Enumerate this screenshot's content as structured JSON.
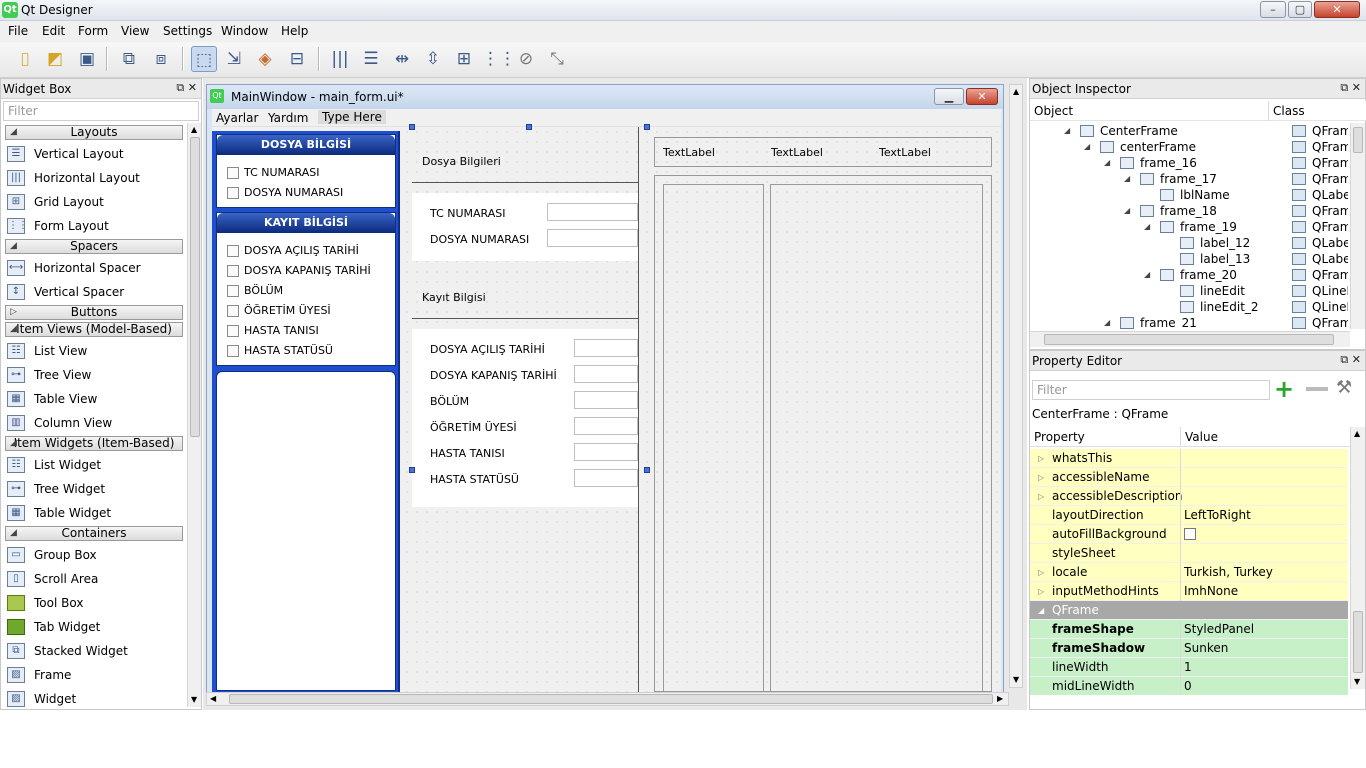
{
  "window": {
    "title": "Qt Designer",
    "app_icon": "Qt",
    "buttons": [
      "–",
      "▢",
      "✕"
    ]
  },
  "menubar": [
    "File",
    "Edit",
    "Form",
    "View",
    "Settings",
    "Window",
    "Help"
  ],
  "toolbar": [
    "new-form-icon",
    "open-form-icon",
    "save-form-icon",
    "send-to-back-icon",
    "bring-to-front-icon",
    "edit-widgets-icon",
    "edit-signals-slots-icon",
    "edit-buddies-icon",
    "edit-tab-order-icon",
    "lay-out-horizontally-icon",
    "lay-out-vertically-icon",
    "lay-out-horizontal-splitter-icon",
    "lay-out-vertical-splitter-icon",
    "lay-out-grid-icon",
    "lay-out-form-icon",
    "break-layout-icon",
    "adjust-size-icon"
  ],
  "widget_box": {
    "title": "Widget Box",
    "filter_placeholder": "Filter",
    "categories": [
      "Layouts",
      "Spacers",
      "Buttons",
      "Item Views (Model-Based)",
      "Item Widgets (Item-Based)",
      "Containers"
    ],
    "items": {
      "vertical_layout": "Vertical Layout",
      "horizontal_layout": "Horizontal Layout",
      "grid_layout": "Grid Layout",
      "form_layout": "Form Layout",
      "horizontal_spacer": "Horizontal Spacer",
      "vertical_spacer": "Vertical Spacer",
      "list_view": "List View",
      "tree_view": "Tree View",
      "table_view": "Table View",
      "column_view": "Column View",
      "list_widget": "List Widget",
      "tree_widget": "Tree Widget",
      "table_widget": "Table Widget",
      "group_box": "Group Box",
      "scroll_area": "Scroll Area",
      "tool_box": "Tool Box",
      "tab_widget": "Tab Widget",
      "stacked_widget": "Stacked Widget",
      "frame": "Frame",
      "widget": "Widget"
    }
  },
  "form_window": {
    "title": "MainWindow - main_form.ui*",
    "menus": [
      "Ayarlar",
      "Yardım",
      "Type Here"
    ],
    "group1": {
      "title": "DOSYA BİLGİSİ",
      "checks": [
        "TC NUMARASI",
        "DOSYA NUMARASI"
      ]
    },
    "group2": {
      "title": "KAYIT BİLGİSİ",
      "checks": [
        "DOSYA AÇILIŞ TARİHİ",
        "DOSYA KAPANIŞ TARİHİ",
        "BÖLÜM",
        "ÖĞRETİM ÜYESİ",
        "HASTA TANISI",
        "HASTA STATÜSÜ"
      ]
    },
    "section1_label": "Dosya Bilgileri",
    "section1_fields": [
      "TC NUMARASI",
      "DOSYA NUMARASI"
    ],
    "section2_label": "Kayıt Bilgisi",
    "section2_fields": [
      "DOSYA AÇILIŞ TARİHİ",
      "DOSYA KAPANIŞ TARİHİ",
      "BÖLÜM",
      "ÖĞRETİM ÜYESİ",
      "HASTA TANISI",
      "HASTA STATÜSÜ"
    ],
    "textlabels": [
      "TextLabel",
      "TextLabel",
      "TextLabel"
    ]
  },
  "object_inspector": {
    "title": "Object Inspector",
    "col_object": "Object",
    "col_class": "Class",
    "rows": [
      {
        "name": "CenterFrame",
        "cls": "QFrame",
        "icon": "frame-icon"
      },
      {
        "name": "centerFrame",
        "cls": "QFrame",
        "icon": "vbox-icon"
      },
      {
        "name": "frame_16",
        "cls": "QFrame",
        "icon": "vbox-icon"
      },
      {
        "name": "frame_17",
        "cls": "QFrame",
        "icon": "vbox-icon"
      },
      {
        "name": "lblName",
        "cls": "QLabel",
        "icon": "label-icon"
      },
      {
        "name": "frame_18",
        "cls": "QFrame",
        "icon": "grid-icon"
      },
      {
        "name": "frame_19",
        "cls": "QFrame",
        "icon": "vbox-icon"
      },
      {
        "name": "label_12",
        "cls": "QLabel",
        "icon": "label-icon"
      },
      {
        "name": "label_13",
        "cls": "QLabel",
        "icon": "label-icon"
      },
      {
        "name": "frame_20",
        "cls": "QFrame",
        "icon": "vbox-icon"
      },
      {
        "name": "lineEdit",
        "cls": "QLineEdit",
        "icon": "lineedit-icon"
      },
      {
        "name": "lineEdit_2",
        "cls": "QLineEdit",
        "icon": "lineedit-icon"
      },
      {
        "name": "frame_21",
        "cls": "QFrame",
        "icon": "vbox-icon"
      }
    ]
  },
  "property_editor": {
    "title": "Property Editor",
    "filter_placeholder": "Filter",
    "object_caption": "CenterFrame : QFrame",
    "col_property": "Property",
    "col_value": "Value",
    "rows": [
      {
        "k": "whatsThis",
        "v": ""
      },
      {
        "k": "accessibleName",
        "v": ""
      },
      {
        "k": "accessibleDescription",
        "v": ""
      },
      {
        "k": "layoutDirection",
        "v": "LeftToRight"
      },
      {
        "k": "autoFillBackground",
        "v": ""
      },
      {
        "k": "styleSheet",
        "v": ""
      },
      {
        "k": "locale",
        "v": "Turkish, Turkey"
      },
      {
        "k": "inputMethodHints",
        "v": "ImhNone"
      }
    ],
    "section": "QFrame",
    "qframe_rows": [
      {
        "k": "frameShape",
        "v": "StyledPanel"
      },
      {
        "k": "frameShadow",
        "v": "Sunken"
      },
      {
        "k": "lineWidth",
        "v": "1"
      },
      {
        "k": "midLineWidth",
        "v": "0"
      }
    ]
  },
  "colors": {
    "accent_blue": "#1f4fd0",
    "prop_yellow": "#ffffc0",
    "prop_green": "#c8f0c8",
    "section_gray": "#a8a8a8"
  }
}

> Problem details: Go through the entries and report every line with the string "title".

> Answer space:
    "title": "Qt Designer",
    "title": "Widget Box",
    "title": "MainWindow - main_form.ui*",
      "title": "DOSYA BİLGİSİ",
      "title": "KAYIT BİLGİSİ",
    "title": "Object Inspector",
    "title": "Property Editor",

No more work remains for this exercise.